Has inflation taken a bite out of the exotic car market? Premier Financial Services Midwest Regional Sales Manager Ross Dressel has seen a dip in activity in the $200K-$500K heart of that segment. But meanwhile, “affordable” pre-owned exotics and classics in the $75K-$200K range are getting more action for America’s #1 exotic and classic car lease financing provider. Who’s up? Who’s down? Read here to find out.
For those who have ever argued whether the 1968-1974 Dino was a “real” Ferrari, rest assured, it is. The debate was rooted in Enzo Ferrari’s decision to name the sports car for his son, Alfredo “Dino” Ferrari, who died in 1956. The young engineer had provided inspiration and technical input for a race-winning V6 engine that, a decade later, powered this pivotal road car in the Ferrari lineage. It was the exotic automaker’s first mid-engine model and the progenitor of a line that continues today. Recent near-million-dollar auction sales for Dinos have drawn attention.
Is there a hotter rivalry in the premium car arena than Ferrari v Lamborghini?
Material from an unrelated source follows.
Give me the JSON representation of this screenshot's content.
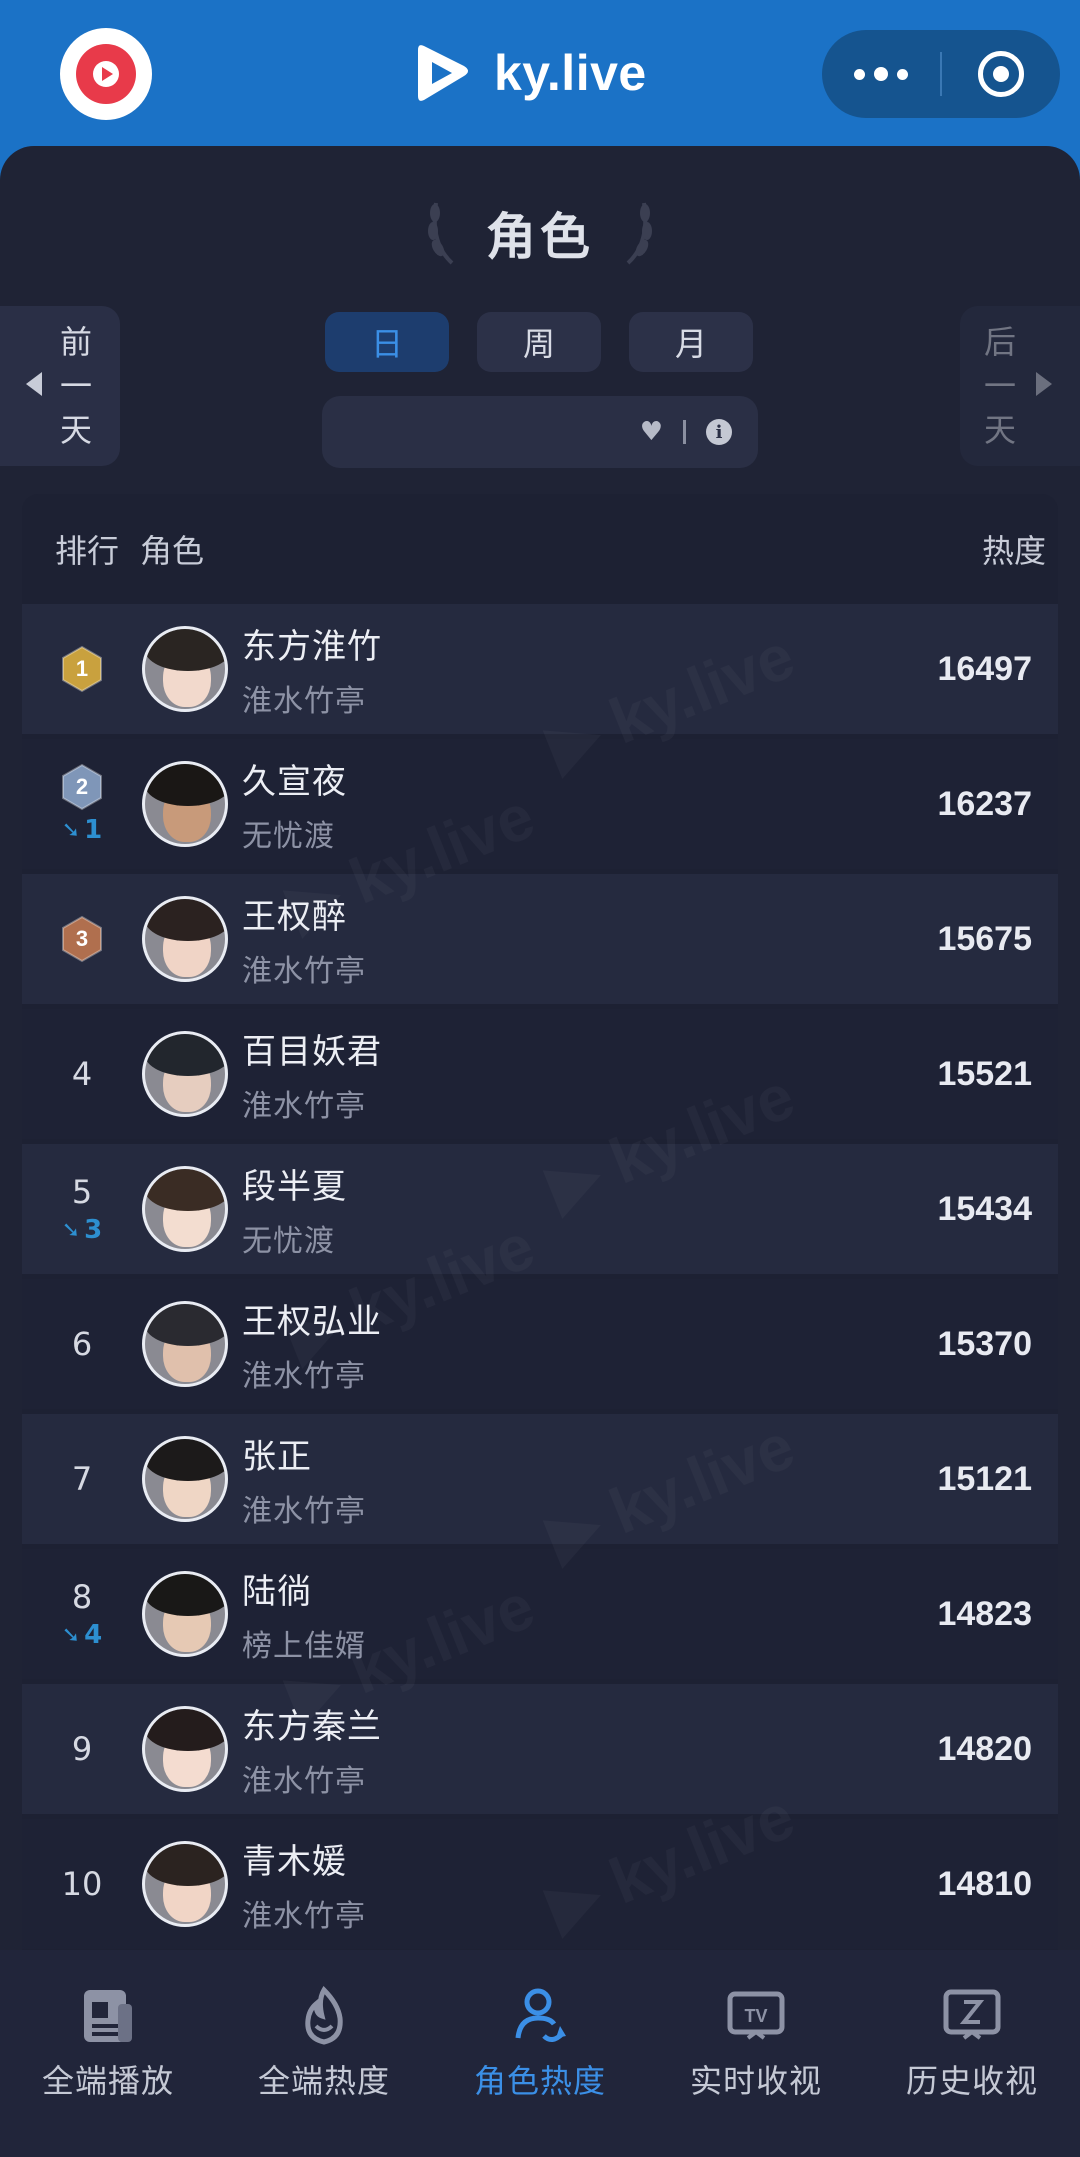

Buckle up, it’s only going to get hotter as this decade unfolds. Hot on the trail of its Purosangue, Ferrari unveiled the new Roma Spider. This stunning soft-top will replace the Portofino M in the line. Meanwhile, Lamborghini has unveiled the chassis and powertrain for its upcoming 1,000-horsepower hyper hybrid and confirmed plans for two more hybrids and then two battery EVs. Never a dull moment with these two Italian supercar superpowers.
The 2023 collector car auction season got off to a roaring start in January. The Bonhams Scottsdale auction reached $30M in sales, and RM Sotheby’s reported $44M. The big surprise came from Bonhams, where a 1912 Simplex brought $4.8M, a record for a pre-WWI car. Supercars were still supreme, though, with a Ferrari LaFerrari getting $4.075M at RM Sotheby’s and, earlier in the month, a Ferrari F40 topping the Mecum sale in Kissimmee, Florida at $3.135M.
One a year in January, Palm Beach, Florida becomes the center of the Ferrari world with Cavallino Classic. This four-day event presents the full spectrum of the Ferrari lifestyle, including racing, touring, and concours competition – all in and around the luxurious setting of The Breakers hotel. A feast for all the senses, Cavallino Classic is a rare opportunity to see the marque’s vibrant history on display and on the track.
Will the 812 GTS be Ferrari’s final front-engine, naturally aspirated V-12 spider? Based on the appropriately named 812 Superfast Berlinetta, the 812 GTS shares a lineage with a line of classic open Ferraris, including the magnificent 365 GTS/4 Daytona Spider of the early ’70s. The 812 GTS has a retractable hardtop roof and a 789-horsepower 6.5-liter V-12. Bonhams’ Scottsdale auction is offering a 2021 812 GTS with just 217 miles.
The F512 M is considered the Testarossa at its pinnacle, the last of Ferrari’s analog flat-12 supercars. After three decades, the car can still snap necks even while standing still. The F512 M continued the Testarossa / 512TR evolution, and Ferrari would make just 501 of this final version before sunsetting its flat-12 supercar series. Demand was high for the 75 cars sent to the U.S., and RM Sotheby’s Miami auction in December is offering #52, a two-owner model from the Youngtimer Collection with 10,200 miles. The pre-sale estimate is $400,000-$450,000.
By all accounts, the auctions at The Amelia — now under the ownership of Hagerty — were a grand success, with the sales from RM Sotheby’s, Bonhams and Gooding & Company totaling nearly $126M. Notably, a 1937 Talbot Lago set a world record price for the marque and for French cars at $13,425,000
The exciting effect of being surrounded by amazing cars and competitive bidders might have lead to Monterey sales taking in $343 Million.